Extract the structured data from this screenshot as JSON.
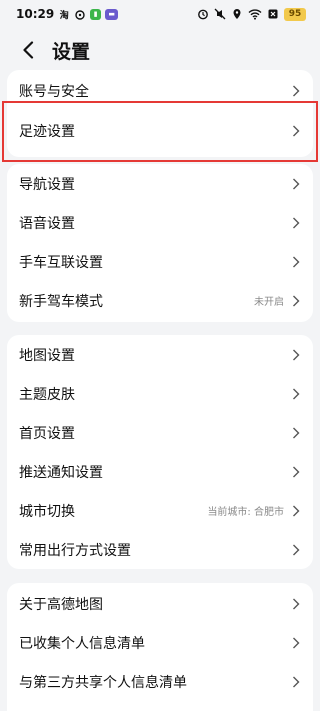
{
  "status_bar": {
    "time": "10:29",
    "battery": "95"
  },
  "header": {
    "title": "设置"
  },
  "groups": [
    {
      "items": [
        {
          "label": "账号与安全",
          "value": ""
        },
        {
          "label": "足迹设置",
          "value": ""
        }
      ]
    },
    {
      "items": [
        {
          "label": "导航设置",
          "value": ""
        },
        {
          "label": "语音设置",
          "value": ""
        },
        {
          "label": "手车互联设置",
          "value": ""
        },
        {
          "label": "新手驾车模式",
          "value": "未开启"
        }
      ]
    },
    {
      "items": [
        {
          "label": "地图设置",
          "value": ""
        },
        {
          "label": "主题皮肤",
          "value": ""
        },
        {
          "label": "首页设置",
          "value": ""
        },
        {
          "label": "推送通知设置",
          "value": ""
        },
        {
          "label": "城市切换",
          "value": "当前城市: 合肥市"
        },
        {
          "label": "常用出行方式设置",
          "value": ""
        }
      ]
    },
    {
      "items": [
        {
          "label": "关于高德地图",
          "value": ""
        },
        {
          "label": "已收集个人信息清单",
          "value": ""
        },
        {
          "label": "与第三方共享个人信息清单",
          "value": ""
        }
      ]
    }
  ],
  "colors": {
    "highlight": "#e53935",
    "background": "#f3f4f6",
    "card": "#ffffff"
  }
}
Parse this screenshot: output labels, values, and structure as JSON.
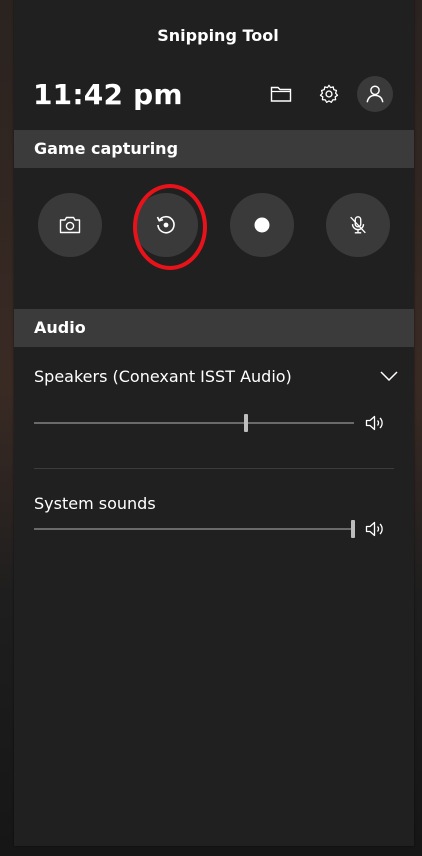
{
  "window": {
    "title": "Snipping Tool"
  },
  "header": {
    "time": "11:42 pm",
    "icons": [
      "folder-icon",
      "gear-icon",
      "user-icon"
    ]
  },
  "game_capturing": {
    "heading": "Game capturing",
    "buttons": [
      {
        "icon": "camera-icon"
      },
      {
        "icon": "recent-capture-icon",
        "highlighted": true
      },
      {
        "icon": "record-dot-icon"
      },
      {
        "icon": "mic-off-icon"
      }
    ],
    "highlight_color": "#e8131a"
  },
  "audio": {
    "heading": "Audio",
    "device": {
      "label": "Speakers (Conexant ISST Audio)",
      "icon": "chevron-down-icon",
      "volume_fraction": 0.66
    },
    "system_sounds": {
      "label": "System sounds",
      "volume_fraction": 1.0
    }
  },
  "colors": {
    "panel_bg": "#202020",
    "section_bar": "#3b3b3b",
    "button_bg": "#3a3a3a",
    "text": "#ffffff"
  }
}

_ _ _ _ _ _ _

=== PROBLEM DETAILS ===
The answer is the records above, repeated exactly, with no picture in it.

=== REPLY ===
Extract the structured data from this screenshot as JSON.
{
  "status_bar": {
    "time": "10:29",
    "battery": "95"
  },
  "header": {
    "title": "设置"
  },
  "groups": [
    {
      "items": [
        {
          "label": "账号与安全",
          "value": ""
        },
        {
          "label": "足迹设置",
          "value": ""
        }
      ]
    },
    {
      "items": [
        {
          "label": "导航设置",
          "value": ""
        },
        {
          "label": "语音设置",
          "value": ""
        },
        {
          "label": "手车互联设置",
          "value": ""
        },
        {
          "label": "新手驾车模式",
          "value": "未开启"
        }
      ]
    },
    {
      "items": [
        {
          "label": "地图设置",
          "value": ""
        },
        {
          "label": "主题皮肤",
          "value": ""
        },
        {
          "label": "首页设置",
          "value": ""
        },
        {
          "label": "推送通知设置",
          "value": ""
        },
        {
          "label": "城市切换",
          "value": "当前城市: 合肥市"
        },
        {
          "label": "常用出行方式设置",
          "value": ""
        }
      ]
    },
    {
      "items": [
        {
          "label": "关于高德地图",
          "value": ""
        },
        {
          "label": "已收集个人信息清单",
          "value": ""
        },
        {
          "label": "与第三方共享个人信息清单",
          "value": ""
        }
      ]
    }
  ],
  "colors": {
    "highlight": "#e53935",
    "background": "#f3f4f6",
    "card": "#ffffff"
  }
}
Parse this screenshot: output labels, values, and structure as JSON.
{
  "window": {
    "title": "Snipping Tool"
  },
  "header": {
    "time": "11:42 pm",
    "icons": [
      "folder-icon",
      "gear-icon",
      "user-icon"
    ]
  },
  "game_capturing": {
    "heading": "Game capturing",
    "buttons": [
      {
        "icon": "camera-icon"
      },
      {
        "icon": "recent-capture-icon",
        "highlighted": true
      },
      {
        "icon": "record-dot-icon"
      },
      {
        "icon": "mic-off-icon"
      }
    ],
    "highlight_color": "#e8131a"
  },
  "audio": {
    "heading": "Audio",
    "device": {
      "label": "Speakers (Conexant ISST Audio)",
      "icon": "chevron-down-icon",
      "volume_fraction": 0.66
    },
    "system_sounds": {
      "label": "System sounds",
      "volume_fraction": 1.0
    }
  },
  "colors": {
    "panel_bg": "#202020",
    "section_bar": "#3b3b3b",
    "button_bg": "#3a3a3a",
    "text": "#ffffff"
  }
}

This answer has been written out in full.